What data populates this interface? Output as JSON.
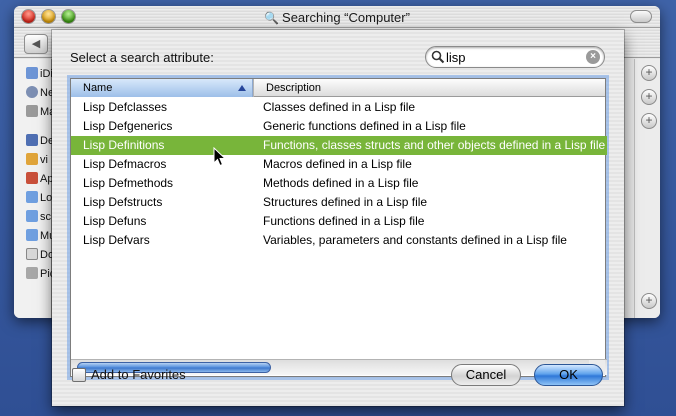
{
  "background_window": {
    "title": "Searching “Computer”",
    "sidebar_items": [
      "iDisk",
      "Network",
      "Mac",
      "Desktop",
      "vi",
      "Applications",
      "Local",
      "sc",
      "Music",
      "Documents",
      "Pictures"
    ]
  },
  "sheet": {
    "prompt": "Select a search attribute:",
    "search_value": "lisp",
    "columns": {
      "name": "Name",
      "description": "Description"
    },
    "rows": [
      {
        "name": "Lisp Defclasses",
        "description": "Classes defined in a Lisp file"
      },
      {
        "name": "Lisp Defgenerics",
        "description": "Generic functions defined in a Lisp file"
      },
      {
        "name": "Lisp Definitions",
        "description": "Functions, classes structs and other objects defined in a Lisp file"
      },
      {
        "name": "Lisp Defmacros",
        "description": "Macros defined in a Lisp file"
      },
      {
        "name": "Lisp Defmethods",
        "description": "Methods defined in a Lisp file"
      },
      {
        "name": "Lisp Defstructs",
        "description": "Structures defined in a Lisp file"
      },
      {
        "name": "Lisp Defuns",
        "description": "Functions defined in a Lisp file"
      },
      {
        "name": "Lisp Defvars",
        "description": "Variables, parameters and constants defined in a Lisp file"
      }
    ],
    "selected_row": 2,
    "add_to_favorites_label": "Add to Favorites",
    "add_to_favorites_checked": false,
    "cancel_label": "Cancel",
    "ok_label": "OK",
    "colors": {
      "selection": "#78b53a",
      "accent": "#3f79cd"
    },
    "icons": {
      "search": "magnifier-icon",
      "clear": "clear-icon",
      "sort": "sort-ascending-icon"
    }
  }
}
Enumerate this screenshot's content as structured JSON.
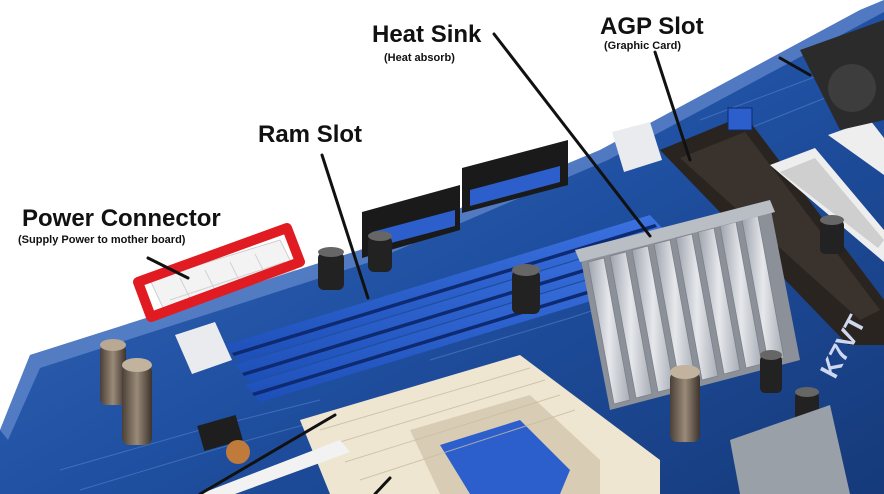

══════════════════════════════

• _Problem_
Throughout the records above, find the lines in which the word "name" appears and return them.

• _Task result_
      "name": "Name",
        "name": "Lisp Defclasses",
        "name": "Lisp Defgenerics",
        "name": "Lisp Definitions",
        "name": "Lisp Defmacros",
        "name": "Lisp Defmethods",
        "name": "Lisp Defstructs",
        "name": "Lisp Defuns",
        "name": "Lisp Defvars",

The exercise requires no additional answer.